▶ [Try it]:
Take from the material every line containing the string "JSON" and copy it.
·····
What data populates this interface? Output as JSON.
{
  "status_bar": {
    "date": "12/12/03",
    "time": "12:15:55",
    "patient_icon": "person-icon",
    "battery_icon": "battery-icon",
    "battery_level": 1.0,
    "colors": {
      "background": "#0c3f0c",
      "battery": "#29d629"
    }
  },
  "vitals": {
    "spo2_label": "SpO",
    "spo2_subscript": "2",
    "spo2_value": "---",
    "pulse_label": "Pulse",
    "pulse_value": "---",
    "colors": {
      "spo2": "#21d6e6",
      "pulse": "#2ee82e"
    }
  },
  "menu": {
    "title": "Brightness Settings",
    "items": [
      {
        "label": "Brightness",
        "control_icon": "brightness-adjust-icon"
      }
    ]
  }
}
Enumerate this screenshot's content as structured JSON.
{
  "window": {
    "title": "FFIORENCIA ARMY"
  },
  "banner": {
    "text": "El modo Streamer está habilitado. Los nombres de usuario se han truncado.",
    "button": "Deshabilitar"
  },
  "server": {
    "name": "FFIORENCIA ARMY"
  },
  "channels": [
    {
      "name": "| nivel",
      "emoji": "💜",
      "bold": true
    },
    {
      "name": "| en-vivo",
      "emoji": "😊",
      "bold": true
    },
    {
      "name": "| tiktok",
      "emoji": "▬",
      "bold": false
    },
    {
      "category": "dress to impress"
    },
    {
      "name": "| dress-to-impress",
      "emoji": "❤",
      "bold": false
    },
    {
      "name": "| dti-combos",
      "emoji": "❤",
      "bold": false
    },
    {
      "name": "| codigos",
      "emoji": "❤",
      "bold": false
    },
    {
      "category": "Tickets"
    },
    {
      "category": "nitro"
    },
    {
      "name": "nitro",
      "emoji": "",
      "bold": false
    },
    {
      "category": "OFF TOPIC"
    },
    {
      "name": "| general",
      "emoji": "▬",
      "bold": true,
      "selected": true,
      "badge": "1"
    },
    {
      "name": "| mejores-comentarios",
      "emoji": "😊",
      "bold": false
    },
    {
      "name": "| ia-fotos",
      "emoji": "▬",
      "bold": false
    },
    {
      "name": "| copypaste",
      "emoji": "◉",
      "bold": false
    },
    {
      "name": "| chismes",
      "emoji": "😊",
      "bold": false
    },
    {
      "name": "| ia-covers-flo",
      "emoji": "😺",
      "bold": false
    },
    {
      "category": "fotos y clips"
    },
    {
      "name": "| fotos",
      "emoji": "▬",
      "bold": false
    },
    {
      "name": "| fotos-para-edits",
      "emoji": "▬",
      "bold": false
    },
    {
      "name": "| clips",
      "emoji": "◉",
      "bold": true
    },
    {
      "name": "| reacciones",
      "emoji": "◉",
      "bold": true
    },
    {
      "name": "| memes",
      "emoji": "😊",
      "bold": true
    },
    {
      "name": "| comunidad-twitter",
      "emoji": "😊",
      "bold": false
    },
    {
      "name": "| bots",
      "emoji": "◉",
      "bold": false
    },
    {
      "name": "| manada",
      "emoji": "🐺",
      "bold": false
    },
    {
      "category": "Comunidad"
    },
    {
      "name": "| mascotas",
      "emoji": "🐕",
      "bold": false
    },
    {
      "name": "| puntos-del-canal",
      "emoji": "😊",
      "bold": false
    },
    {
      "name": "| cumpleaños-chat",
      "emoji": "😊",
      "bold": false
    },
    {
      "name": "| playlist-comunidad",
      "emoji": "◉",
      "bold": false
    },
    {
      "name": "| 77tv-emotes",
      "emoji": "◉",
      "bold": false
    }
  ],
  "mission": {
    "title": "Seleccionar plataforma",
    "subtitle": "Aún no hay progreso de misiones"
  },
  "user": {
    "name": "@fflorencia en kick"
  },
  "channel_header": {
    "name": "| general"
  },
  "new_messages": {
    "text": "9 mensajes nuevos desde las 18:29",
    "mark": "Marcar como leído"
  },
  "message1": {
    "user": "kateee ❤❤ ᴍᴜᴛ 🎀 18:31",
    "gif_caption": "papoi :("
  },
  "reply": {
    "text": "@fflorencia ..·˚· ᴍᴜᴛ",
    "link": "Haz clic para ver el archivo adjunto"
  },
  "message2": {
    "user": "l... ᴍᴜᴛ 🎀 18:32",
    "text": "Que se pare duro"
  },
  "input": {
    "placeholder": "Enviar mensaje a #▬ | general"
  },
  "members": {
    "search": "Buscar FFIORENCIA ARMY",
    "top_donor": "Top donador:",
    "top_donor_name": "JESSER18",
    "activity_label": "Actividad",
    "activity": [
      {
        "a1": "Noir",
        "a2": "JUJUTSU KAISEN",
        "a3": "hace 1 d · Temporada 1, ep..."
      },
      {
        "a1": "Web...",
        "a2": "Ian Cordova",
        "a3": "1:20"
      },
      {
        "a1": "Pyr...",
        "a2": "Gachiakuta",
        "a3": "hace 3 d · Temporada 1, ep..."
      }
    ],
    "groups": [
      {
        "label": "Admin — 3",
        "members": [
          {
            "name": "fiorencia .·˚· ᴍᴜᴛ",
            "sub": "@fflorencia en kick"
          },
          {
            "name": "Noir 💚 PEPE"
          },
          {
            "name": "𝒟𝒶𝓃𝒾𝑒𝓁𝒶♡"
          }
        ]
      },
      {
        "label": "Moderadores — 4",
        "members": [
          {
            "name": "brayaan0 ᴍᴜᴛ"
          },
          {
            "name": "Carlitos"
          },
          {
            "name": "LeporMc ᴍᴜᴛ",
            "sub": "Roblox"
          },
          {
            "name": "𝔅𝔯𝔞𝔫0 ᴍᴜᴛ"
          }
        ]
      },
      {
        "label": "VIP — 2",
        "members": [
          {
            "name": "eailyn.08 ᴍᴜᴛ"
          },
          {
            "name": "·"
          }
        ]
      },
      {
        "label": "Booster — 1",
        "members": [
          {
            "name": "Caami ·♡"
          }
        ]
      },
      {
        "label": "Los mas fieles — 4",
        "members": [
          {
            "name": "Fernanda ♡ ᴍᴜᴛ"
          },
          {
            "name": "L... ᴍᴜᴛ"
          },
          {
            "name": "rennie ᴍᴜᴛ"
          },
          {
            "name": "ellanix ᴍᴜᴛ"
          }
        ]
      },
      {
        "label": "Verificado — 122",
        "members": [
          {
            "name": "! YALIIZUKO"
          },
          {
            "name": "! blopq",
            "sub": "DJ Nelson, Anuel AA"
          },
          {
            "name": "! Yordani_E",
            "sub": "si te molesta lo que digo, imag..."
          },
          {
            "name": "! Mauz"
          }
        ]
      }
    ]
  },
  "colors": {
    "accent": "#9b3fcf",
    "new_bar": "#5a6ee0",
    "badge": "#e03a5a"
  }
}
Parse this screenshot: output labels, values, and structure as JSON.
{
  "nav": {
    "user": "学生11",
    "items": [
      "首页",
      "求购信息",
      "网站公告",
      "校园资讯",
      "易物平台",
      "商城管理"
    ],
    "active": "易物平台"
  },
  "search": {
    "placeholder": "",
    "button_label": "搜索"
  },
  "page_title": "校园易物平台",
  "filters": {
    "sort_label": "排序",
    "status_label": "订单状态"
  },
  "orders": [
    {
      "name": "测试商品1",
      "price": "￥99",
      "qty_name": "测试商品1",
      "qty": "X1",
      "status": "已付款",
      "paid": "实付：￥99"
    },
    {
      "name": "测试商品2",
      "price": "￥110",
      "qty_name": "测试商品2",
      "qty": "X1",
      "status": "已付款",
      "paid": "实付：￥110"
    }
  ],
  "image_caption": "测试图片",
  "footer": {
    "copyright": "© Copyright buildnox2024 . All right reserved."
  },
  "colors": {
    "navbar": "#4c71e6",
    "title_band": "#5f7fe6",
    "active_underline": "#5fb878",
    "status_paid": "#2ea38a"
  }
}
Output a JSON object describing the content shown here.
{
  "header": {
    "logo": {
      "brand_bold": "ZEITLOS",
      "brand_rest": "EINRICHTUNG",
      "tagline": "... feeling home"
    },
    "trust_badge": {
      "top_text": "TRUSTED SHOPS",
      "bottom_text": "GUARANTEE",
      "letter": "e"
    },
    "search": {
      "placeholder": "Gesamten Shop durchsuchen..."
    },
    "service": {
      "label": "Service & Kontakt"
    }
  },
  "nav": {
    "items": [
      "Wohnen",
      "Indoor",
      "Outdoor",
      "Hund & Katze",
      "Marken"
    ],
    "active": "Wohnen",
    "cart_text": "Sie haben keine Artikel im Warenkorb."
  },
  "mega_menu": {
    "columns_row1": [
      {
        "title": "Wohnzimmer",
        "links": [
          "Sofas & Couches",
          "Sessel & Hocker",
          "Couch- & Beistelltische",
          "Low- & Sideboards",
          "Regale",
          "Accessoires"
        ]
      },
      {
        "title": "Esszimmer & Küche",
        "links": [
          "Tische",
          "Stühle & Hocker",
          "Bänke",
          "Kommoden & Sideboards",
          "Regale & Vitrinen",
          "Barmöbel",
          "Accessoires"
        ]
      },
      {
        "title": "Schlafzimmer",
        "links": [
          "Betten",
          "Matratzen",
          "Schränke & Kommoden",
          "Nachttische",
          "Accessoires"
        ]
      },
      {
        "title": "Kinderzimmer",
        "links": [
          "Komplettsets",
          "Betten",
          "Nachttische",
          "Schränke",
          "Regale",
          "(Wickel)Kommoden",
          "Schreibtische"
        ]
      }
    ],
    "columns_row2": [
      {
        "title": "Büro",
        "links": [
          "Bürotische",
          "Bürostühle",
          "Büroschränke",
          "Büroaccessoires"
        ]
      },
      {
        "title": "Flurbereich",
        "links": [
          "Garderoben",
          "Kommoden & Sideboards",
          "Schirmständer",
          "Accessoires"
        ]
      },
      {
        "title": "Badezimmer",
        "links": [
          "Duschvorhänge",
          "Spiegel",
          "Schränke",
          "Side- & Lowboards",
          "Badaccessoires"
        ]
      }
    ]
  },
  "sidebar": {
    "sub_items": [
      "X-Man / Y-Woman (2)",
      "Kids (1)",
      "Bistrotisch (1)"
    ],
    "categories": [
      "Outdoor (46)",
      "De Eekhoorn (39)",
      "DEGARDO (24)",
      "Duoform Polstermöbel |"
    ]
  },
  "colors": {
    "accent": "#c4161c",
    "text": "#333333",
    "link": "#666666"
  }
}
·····
▶ [Response to this exercise]:
What data populates this interface? Output as JSON.
Enumerate this screenshot's content as structured JSON.
Parse this screenshot: output labels, values, and structure as JSON.
Output a JSON object describing the content shown here.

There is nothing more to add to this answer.